What you have to do: Work out how many lines in the listing below include the word "game". Give nothing but the number.

Records provided:

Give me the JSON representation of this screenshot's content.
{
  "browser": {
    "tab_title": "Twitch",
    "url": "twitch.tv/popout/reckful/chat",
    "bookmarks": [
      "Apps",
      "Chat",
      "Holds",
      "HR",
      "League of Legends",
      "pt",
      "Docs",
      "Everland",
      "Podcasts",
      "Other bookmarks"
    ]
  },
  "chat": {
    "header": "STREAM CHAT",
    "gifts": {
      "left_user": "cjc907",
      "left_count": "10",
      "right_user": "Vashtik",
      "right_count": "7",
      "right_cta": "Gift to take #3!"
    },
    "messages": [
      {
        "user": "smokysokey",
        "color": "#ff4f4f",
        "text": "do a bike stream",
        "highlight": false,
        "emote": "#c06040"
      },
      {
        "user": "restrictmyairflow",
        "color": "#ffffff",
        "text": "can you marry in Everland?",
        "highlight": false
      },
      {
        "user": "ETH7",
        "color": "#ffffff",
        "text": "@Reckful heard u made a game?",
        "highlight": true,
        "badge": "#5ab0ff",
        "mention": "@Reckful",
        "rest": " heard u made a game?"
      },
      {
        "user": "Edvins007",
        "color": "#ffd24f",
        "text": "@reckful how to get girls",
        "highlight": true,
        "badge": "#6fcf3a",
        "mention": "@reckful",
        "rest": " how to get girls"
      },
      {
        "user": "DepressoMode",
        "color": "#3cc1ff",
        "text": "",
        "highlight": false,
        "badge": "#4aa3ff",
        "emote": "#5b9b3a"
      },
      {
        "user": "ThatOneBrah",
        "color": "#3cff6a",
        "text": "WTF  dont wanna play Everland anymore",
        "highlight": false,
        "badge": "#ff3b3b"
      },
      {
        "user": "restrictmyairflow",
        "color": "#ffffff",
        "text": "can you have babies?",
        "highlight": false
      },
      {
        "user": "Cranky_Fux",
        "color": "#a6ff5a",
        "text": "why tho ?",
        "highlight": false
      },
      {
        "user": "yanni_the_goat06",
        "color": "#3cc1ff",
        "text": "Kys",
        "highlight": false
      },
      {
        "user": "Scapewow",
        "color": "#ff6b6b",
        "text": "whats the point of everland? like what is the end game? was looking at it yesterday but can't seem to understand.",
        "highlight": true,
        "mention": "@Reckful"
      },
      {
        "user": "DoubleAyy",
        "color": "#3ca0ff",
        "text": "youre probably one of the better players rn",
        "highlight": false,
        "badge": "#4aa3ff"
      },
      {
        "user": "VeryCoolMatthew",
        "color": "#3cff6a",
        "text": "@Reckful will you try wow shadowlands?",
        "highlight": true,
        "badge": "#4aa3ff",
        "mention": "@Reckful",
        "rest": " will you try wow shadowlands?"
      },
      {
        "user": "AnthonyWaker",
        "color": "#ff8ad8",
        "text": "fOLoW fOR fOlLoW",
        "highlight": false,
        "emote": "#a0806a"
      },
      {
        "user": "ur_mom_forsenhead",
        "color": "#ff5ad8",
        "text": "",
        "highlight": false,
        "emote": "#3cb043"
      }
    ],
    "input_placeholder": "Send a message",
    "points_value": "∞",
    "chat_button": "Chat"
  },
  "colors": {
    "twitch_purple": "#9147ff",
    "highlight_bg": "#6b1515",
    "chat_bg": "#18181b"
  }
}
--
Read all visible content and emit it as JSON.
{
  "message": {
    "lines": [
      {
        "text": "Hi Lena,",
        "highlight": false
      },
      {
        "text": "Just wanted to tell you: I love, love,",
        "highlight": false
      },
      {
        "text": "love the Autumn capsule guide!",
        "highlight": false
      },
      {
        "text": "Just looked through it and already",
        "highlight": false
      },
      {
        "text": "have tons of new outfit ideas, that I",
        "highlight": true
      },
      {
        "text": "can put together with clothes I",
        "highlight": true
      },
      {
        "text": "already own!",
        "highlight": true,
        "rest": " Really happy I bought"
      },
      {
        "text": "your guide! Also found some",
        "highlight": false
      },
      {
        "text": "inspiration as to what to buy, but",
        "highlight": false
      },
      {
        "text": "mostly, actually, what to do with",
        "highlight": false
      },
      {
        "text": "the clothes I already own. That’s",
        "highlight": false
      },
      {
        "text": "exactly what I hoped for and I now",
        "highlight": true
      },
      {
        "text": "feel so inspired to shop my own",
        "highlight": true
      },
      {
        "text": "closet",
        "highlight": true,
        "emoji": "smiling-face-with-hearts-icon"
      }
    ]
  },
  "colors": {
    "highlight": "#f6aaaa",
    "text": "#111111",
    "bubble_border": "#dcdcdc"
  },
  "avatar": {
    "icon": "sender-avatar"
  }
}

Solution for this exercise: 3